- Exercise aim -
Go through the data and copy every line exactly, but not the images.

[Provided records Boundary: Start]

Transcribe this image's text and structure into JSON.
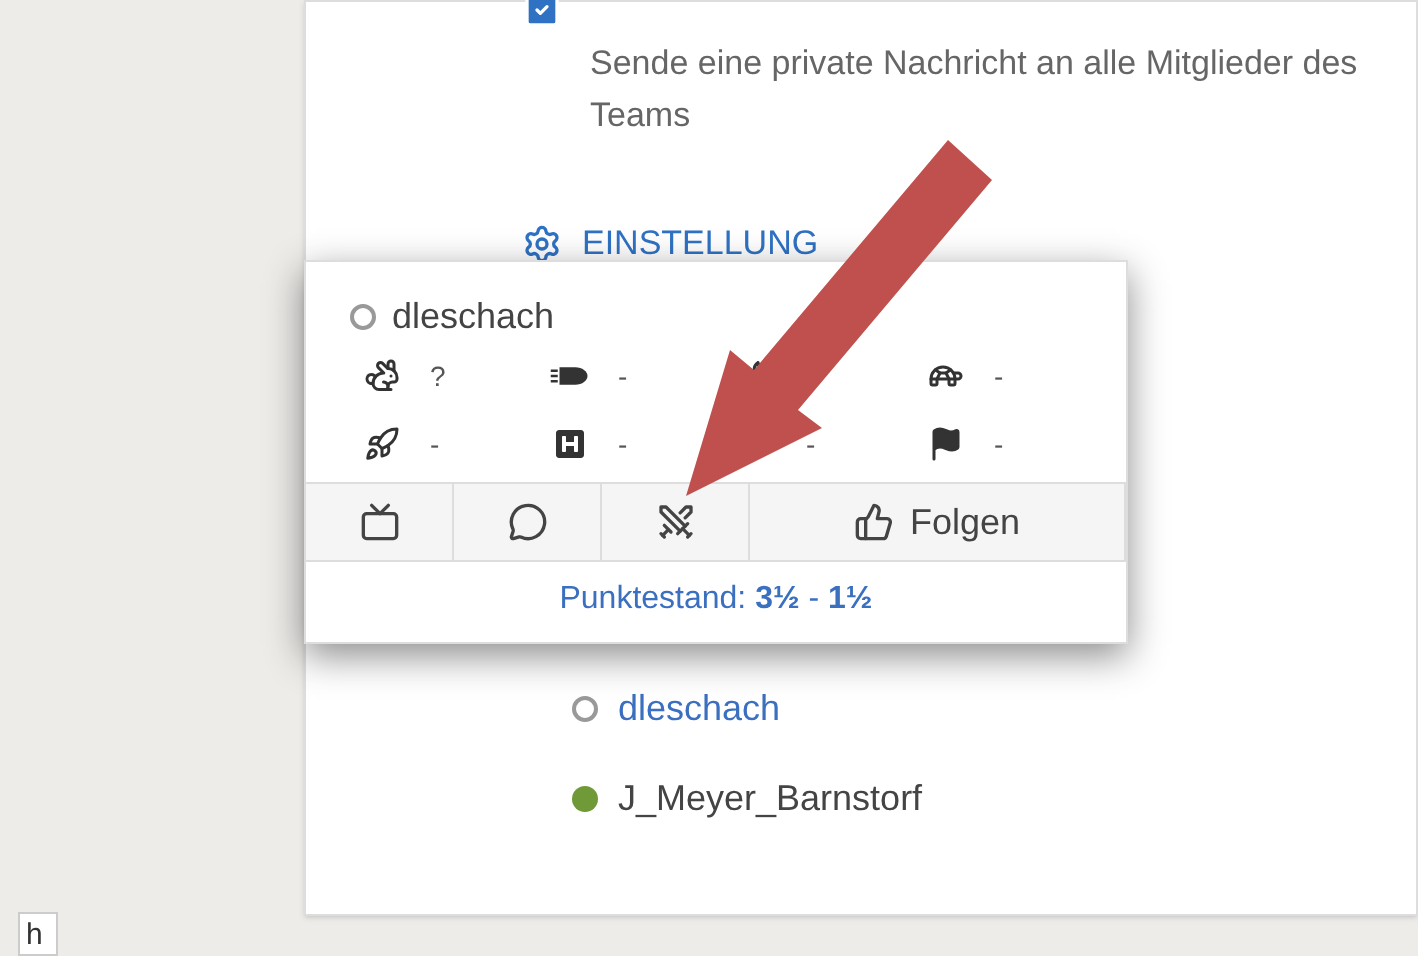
{
  "panel": {
    "message_description": "Sende eine private Nachricht an alle Mitglieder des Teams",
    "settings_link": "EINSTELLUNG"
  },
  "popup": {
    "player": {
      "name": "dleschach",
      "online": false
    },
    "stats": [
      {
        "kind": "rabbit",
        "value": "?"
      },
      {
        "kind": "bullet",
        "value": "-"
      },
      {
        "kind": "fire"
      },
      {
        "kind": "turtle",
        "value": "-"
      },
      {
        "kind": "rocket",
        "value": "-"
      },
      {
        "kind": "hospital",
        "value": "-"
      },
      {
        "kind": "covered",
        "value": "-"
      },
      {
        "kind": "flag",
        "value": "-"
      }
    ],
    "actions": [
      {
        "kind": "tv"
      },
      {
        "kind": "chat"
      },
      {
        "kind": "swords"
      },
      {
        "kind": "follow",
        "label": "Folgen"
      }
    ],
    "score": "Punktestand: **3½** - **1½**"
  },
  "members": [
    {
      "name": "dleschach",
      "online": false,
      "link": true
    },
    {
      "name": "J_Meyer_Barnstorf",
      "online": true,
      "color": "#6f9a37",
      "link": false
    }
  ],
  "tab": {
    "label": "h"
  }
}
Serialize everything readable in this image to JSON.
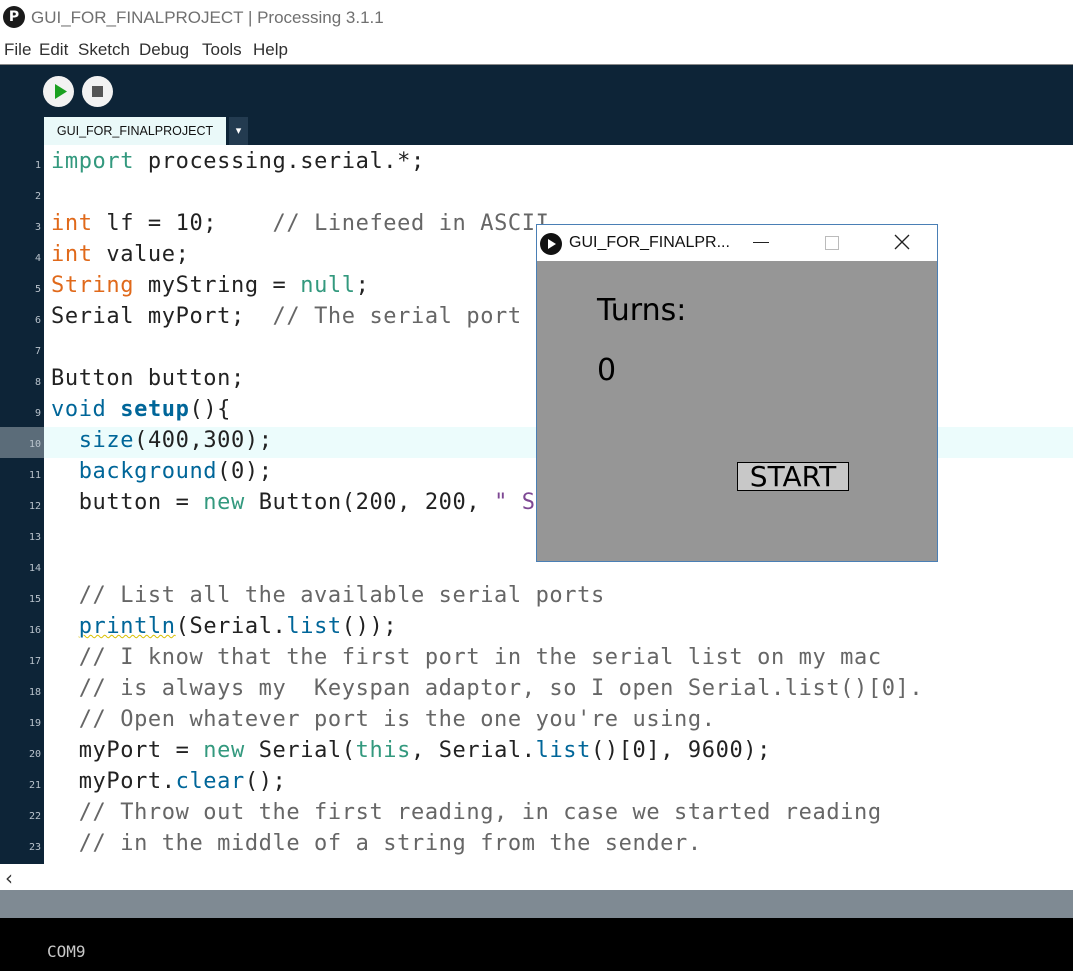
{
  "window": {
    "title": "GUI_FOR_FINALPROJECT | Processing 3.1.1",
    "icon": "processing-logo-icon"
  },
  "menu": [
    "File",
    "Edit",
    "Sketch",
    "Debug",
    "Tools",
    "Help"
  ],
  "toolbar": {
    "run_icon": "play-icon",
    "stop_icon": "stop-icon"
  },
  "tabs": [
    {
      "label": "GUI_FOR_FINALPROJECT"
    }
  ],
  "tab_menu_icon": "▾",
  "code": {
    "line_numbers": [
      "1",
      "2",
      "3",
      "4",
      "5",
      "6",
      "7",
      "8",
      "9",
      "10",
      "11",
      "12",
      "13",
      "14",
      "15",
      "16",
      "17",
      "18",
      "19",
      "20",
      "21",
      "22",
      "23"
    ],
    "l1a": "import",
    "l1b": " processing.serial.*;",
    "l3a": "int",
    "l3b": " lf = 10;    ",
    "l3c": "// Linefeed in ASCII",
    "l4a": "int",
    "l4b": " value;",
    "l5a": "String",
    "l5b": " myString = ",
    "l5c": "null",
    "l5d": ";",
    "l6a": "Serial myPort;  ",
    "l6b": "// The serial port",
    "l8": "Button button;",
    "l9a": "void",
    "l9b": " ",
    "l9c": "setup",
    "l9d": "(){",
    "l10a": "  ",
    "l10b": "size",
    "l10c": "(400,300);",
    "l11a": "  ",
    "l11b": "background",
    "l11c": "(0);",
    "l12a": "  button = ",
    "l12b": "new",
    "l12c": " Button(200, 200, ",
    "l12d": "\" S",
    "l15": "  // List all the available serial ports",
    "l16a": "  ",
    "l16b": "println",
    "l16c": "(Serial.",
    "l16d": "list",
    "l16e": "());",
    "l17": "  // I know that the first port in the serial list on my mac",
    "l18": "  // is always my  Keyspan adaptor, so I open Serial.list()[0].",
    "l19": "  // Open whatever port is the one you're using.",
    "l20a": "  myPort = ",
    "l20b": "new",
    "l20c": " Serial(",
    "l20d": "this",
    "l20e": ", Serial.",
    "l20f": "list",
    "l20g": "()[0], 9600);",
    "l21a": "  myPort.",
    "l21b": "clear",
    "l21c": "();",
    "l22": "  // Throw out the first reading, in case we started reading",
    "l23": "  // in the middle of a string from the sender."
  },
  "scroll_left_icon": "‹",
  "console": {
    "port": "COM9"
  },
  "sketch_window": {
    "title": "GUI_FOR_FINALPR...",
    "turns_label": "Turns:",
    "turns_value": "0",
    "start_label": "START"
  },
  "colors": {
    "toolbar_bg": "#0d2437",
    "sketch_bg": "#969696",
    "keyword": "#e0691a",
    "function": "#006699",
    "literal": "#33997e"
  }
}
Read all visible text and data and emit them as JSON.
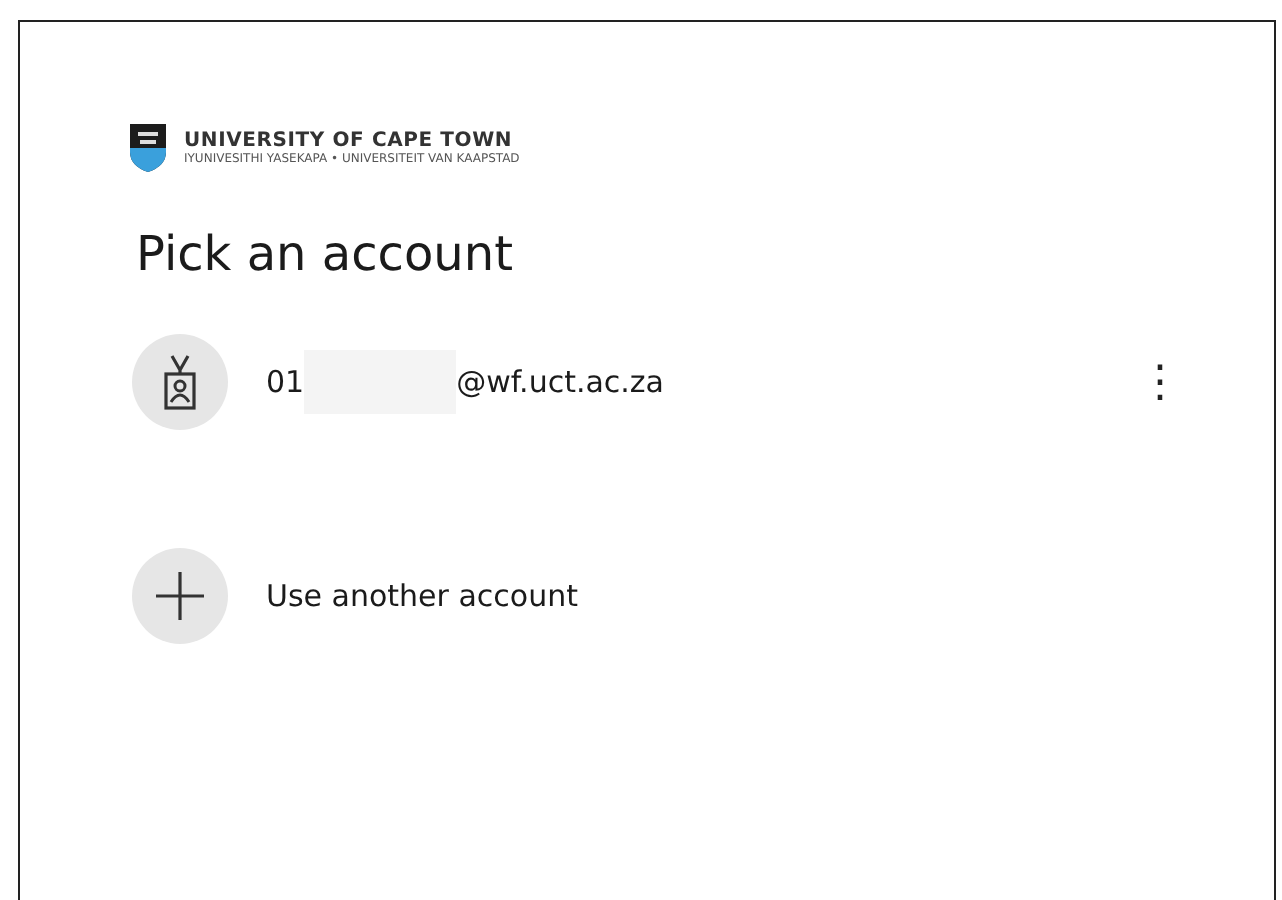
{
  "logo": {
    "name": "UNIVERSITY OF CAPE TOWN",
    "tagline": "IYUNIVESITHI YASEKAPA • UNIVERSITEIT VAN KAAPSTAD"
  },
  "heading": "Pick an account",
  "accounts": [
    {
      "kind": "account",
      "email_start": "01",
      "email_end": "@wf.uct.ac.za",
      "redacted": true,
      "more": "⋮"
    },
    {
      "kind": "add",
      "label": "Use another account"
    }
  ]
}
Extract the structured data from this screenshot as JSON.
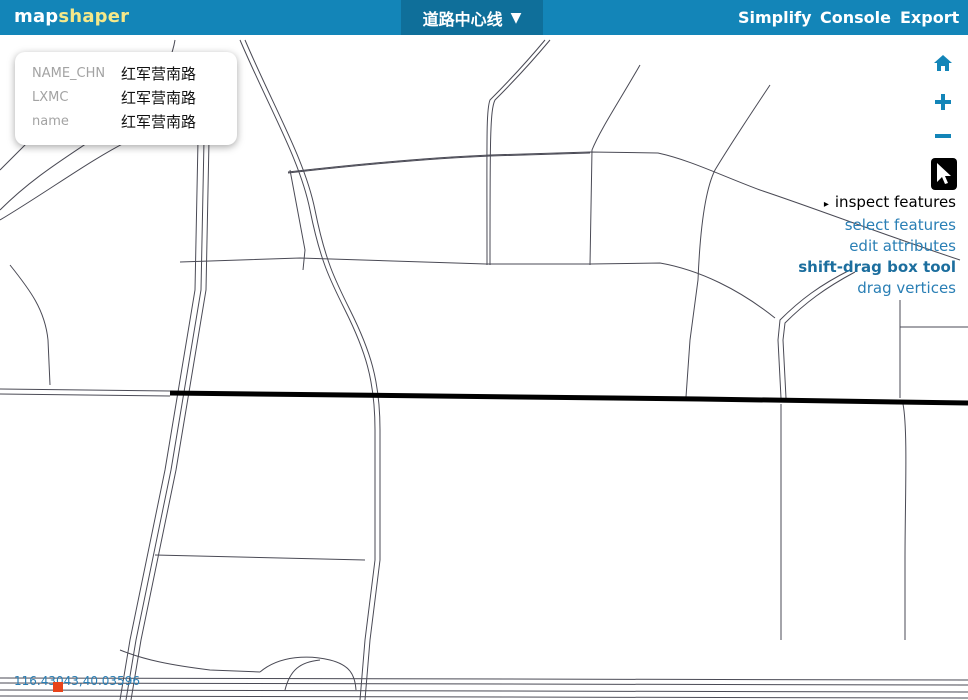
{
  "app": {
    "logo_part1": "map",
    "logo_part2": "shaper",
    "layer_name": "道路中心线",
    "layer_arrow": "▼",
    "buttons": {
      "simplify": "Simplify",
      "console": "Console",
      "export": "Export"
    }
  },
  "popup": {
    "rows": [
      {
        "key": "NAME_CHN",
        "value": "红军营南路"
      },
      {
        "key": "LXMC",
        "value": "红军营南路"
      },
      {
        "key": "name",
        "value": "红军营南路"
      }
    ]
  },
  "map_controls": {
    "home_icon": "home-icon",
    "zoom_in_icon": "plus-icon",
    "zoom_out_icon": "minus-icon",
    "pointer_icon": "pointer-icon"
  },
  "tool_menu": {
    "caret": "▸",
    "items": [
      "inspect features",
      "select features",
      "edit attributes",
      "shift-drag box tool",
      "drag vertices"
    ]
  },
  "status": {
    "coordinates": "116.43043,40.03596"
  },
  "colors": {
    "topbar": "#1385b8",
    "layer_menu": "#0f6f9a",
    "logo_accent": "#f5e889",
    "link": "#2a7fb5",
    "highlight_road": "#000000",
    "roads": "#4a4a55",
    "marker": "#e8431a"
  }
}
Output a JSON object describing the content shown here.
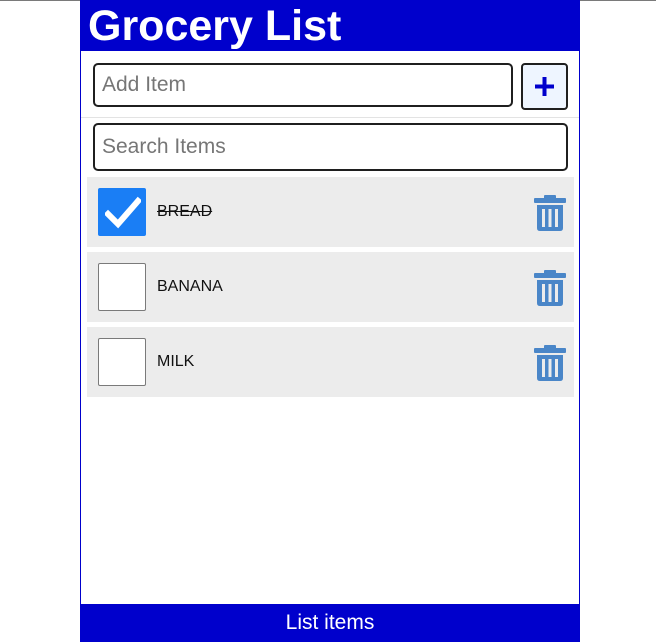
{
  "header": {
    "title": "Grocery List"
  },
  "add": {
    "placeholder": "Add Item",
    "value": "",
    "button_icon": "plus-icon"
  },
  "search": {
    "placeholder": "Search Items",
    "value": ""
  },
  "items": [
    {
      "name": "BREAD",
      "checked": true
    },
    {
      "name": "BANANA",
      "checked": false
    },
    {
      "name": "MILK",
      "checked": false
    }
  ],
  "footer": {
    "label": "List items"
  },
  "colors": {
    "brand": "#0000cc",
    "checkbox_checked": "#1a7ef5",
    "trash_icon": "#4a86c8",
    "row_background": "#ececec"
  }
}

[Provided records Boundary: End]

- Exercise response -
Transcribe this image's text and structure into JSON.
{
  "panel": {
    "message_description": "Sende eine private Nachricht an alle Mitglieder des Teams",
    "settings_link": "EINSTELLUNG"
  },
  "popup": {
    "player": {
      "name": "dleschach",
      "online": false
    },
    "stats": [
      {
        "kind": "rabbit",
        "value": "?"
      },
      {
        "kind": "bullet",
        "value": "-"
      },
      {
        "kind": "fire"
      },
      {
        "kind": "turtle",
        "value": "-"
      },
      {
        "kind": "rocket",
        "value": "-"
      },
      {
        "kind": "hospital",
        "value": "-"
      },
      {
        "kind": "covered",
        "value": "-"
      },
      {
        "kind": "flag",
        "value": "-"
      }
    ],
    "actions": [
      {
        "kind": "tv"
      },
      {
        "kind": "chat"
      },
      {
        "kind": "swords"
      },
      {
        "kind": "follow",
        "label": "Folgen"
      }
    ],
    "score": "Punktestand: **3½** - **1½**"
  },
  "members": [
    {
      "name": "dleschach",
      "online": false,
      "link": true
    },
    {
      "name": "J_Meyer_Barnstorf",
      "online": true,
      "color": "#6f9a37",
      "link": false
    }
  ],
  "tab": {
    "label": "h"
  }
}
Serialize everything readable in this image to JSON.
{
  "window": {
    "title": "GUI_FOR_FINALPROJECT | Processing 3.1.1",
    "icon": "processing-logo-icon"
  },
  "menu": [
    "File",
    "Edit",
    "Sketch",
    "Debug",
    "Tools",
    "Help"
  ],
  "toolbar": {
    "run_icon": "play-icon",
    "stop_icon": "stop-icon"
  },
  "tabs": [
    {
      "label": "GUI_FOR_FINALPROJECT"
    }
  ],
  "tab_menu_icon": "▾",
  "code": {
    "line_numbers": [
      "1",
      "2",
      "3",
      "4",
      "5",
      "6",
      "7",
      "8",
      "9",
      "10",
      "11",
      "12",
      "13",
      "14",
      "15",
      "16",
      "17",
      "18",
      "19",
      "20",
      "21",
      "22",
      "23"
    ],
    "l1a": "import",
    "l1b": " processing.serial.*;",
    "l3a": "int",
    "l3b": " lf = 10;    ",
    "l3c": "// Linefeed in ASCII",
    "l4a": "int",
    "l4b": " value;",
    "l5a": "String",
    "l5b": " myString = ",
    "l5c": "null",
    "l5d": ";",
    "l6a": "Serial myPort;  ",
    "l6b": "// The serial port",
    "l8": "Button button;",
    "l9a": "void",
    "l9b": " ",
    "l9c": "setup",
    "l9d": "(){",
    "l10a": "  ",
    "l10b": "size",
    "l10c": "(400,300);",
    "l11a": "  ",
    "l11b": "background",
    "l11c": "(0);",
    "l12a": "  button = ",
    "l12b": "new",
    "l12c": " Button(200, 200, ",
    "l12d": "\" S",
    "l15": "  // List all the available serial ports",
    "l16a": "  ",
    "l16b": "println",
    "l16c": "(Serial.",
    "l16d": "list",
    "l16e": "());",
    "l17": "  // I know that the first port in the serial list on my mac",
    "l18": "  // is always my  Keyspan adaptor, so I open Serial.list()[0].",
    "l19": "  // Open whatever port is the one you're using.",
    "l20a": "  myPort = ",
    "l20b": "new",
    "l20c": " Serial(",
    "l20d": "this",
    "l20e": ", Serial.",
    "l20f": "list",
    "l20g": "()[0], 9600);",
    "l21a": "  myPort.",
    "l21b": "clear",
    "l21c": "();",
    "l22": "  // Throw out the first reading, in case we started reading",
    "l23": "  // in the middle of a string from the sender."
  },
  "scroll_left_icon": "‹",
  "console": {
    "port": "COM9"
  },
  "sketch_window": {
    "title": "GUI_FOR_FINALPR...",
    "turns_label": "Turns:",
    "turns_value": "0",
    "start_label": "START"
  },
  "colors": {
    "toolbar_bg": "#0d2437",
    "sketch_bg": "#969696",
    "keyword": "#e0691a",
    "function": "#006699",
    "literal": "#33997e"
  }
}
Read all visible text and data and emit them as JSON.
{
  "logo": {
    "name": "UNIVERSITY OF CAPE TOWN",
    "tagline": "IYUNIVESITHI YASEKAPA • UNIVERSITEIT VAN KAAPSTAD"
  },
  "heading": "Pick an account",
  "accounts": [
    {
      "kind": "account",
      "email_start": "01",
      "email_end": "@wf.uct.ac.za",
      "redacted": true,
      "more": "⋮"
    },
    {
      "kind": "add",
      "label": "Use another account"
    }
  ]
}
Extract the structured data from this screenshot as JSON.
{
  "app": {
    "logo_part1": "map",
    "logo_part2": "shaper",
    "layer_name": "道路中心线",
    "layer_arrow": "▼",
    "buttons": {
      "simplify": "Simplify",
      "console": "Console",
      "export": "Export"
    }
  },
  "popup": {
    "rows": [
      {
        "key": "NAME_CHN",
        "value": "红军营南路"
      },
      {
        "key": "LXMC",
        "value": "红军营南路"
      },
      {
        "key": "name",
        "value": "红军营南路"
      }
    ]
  },
  "map_controls": {
    "home_icon": "home-icon",
    "zoom_in_icon": "plus-icon",
    "zoom_out_icon": "minus-icon",
    "pointer_icon": "pointer-icon"
  },
  "tool_menu": {
    "caret": "▸",
    "items": [
      "inspect features",
      "select features",
      "edit attributes",
      "shift-drag box tool",
      "drag vertices"
    ]
  },
  "status": {
    "coordinates": "116.43043,40.03596"
  },
  "colors": {
    "topbar": "#1385b8",
    "layer_menu": "#0f6f9a",
    "logo_accent": "#f5e889",
    "link": "#2a7fb5",
    "highlight_road": "#000000",
    "roads": "#4a4a55",
    "marker": "#e8431a"
  }
}
Output a JSON object describing the content shown here.
{
  "header": {
    "title": "Grocery List"
  },
  "add": {
    "placeholder": "Add Item",
    "value": "",
    "button_icon": "plus-icon"
  },
  "search": {
    "placeholder": "Search Items",
    "value": ""
  },
  "items": [
    {
      "name": "BREAD",
      "checked": true
    },
    {
      "name": "BANANA",
      "checked": false
    },
    {
      "name": "MILK",
      "checked": false
    }
  ],
  "footer": {
    "label": "List items"
  },
  "colors": {
    "brand": "#0000cc",
    "checkbox_checked": "#1a7ef5",
    "trash_icon": "#4a86c8",
    "row_background": "#ececec"
  }
}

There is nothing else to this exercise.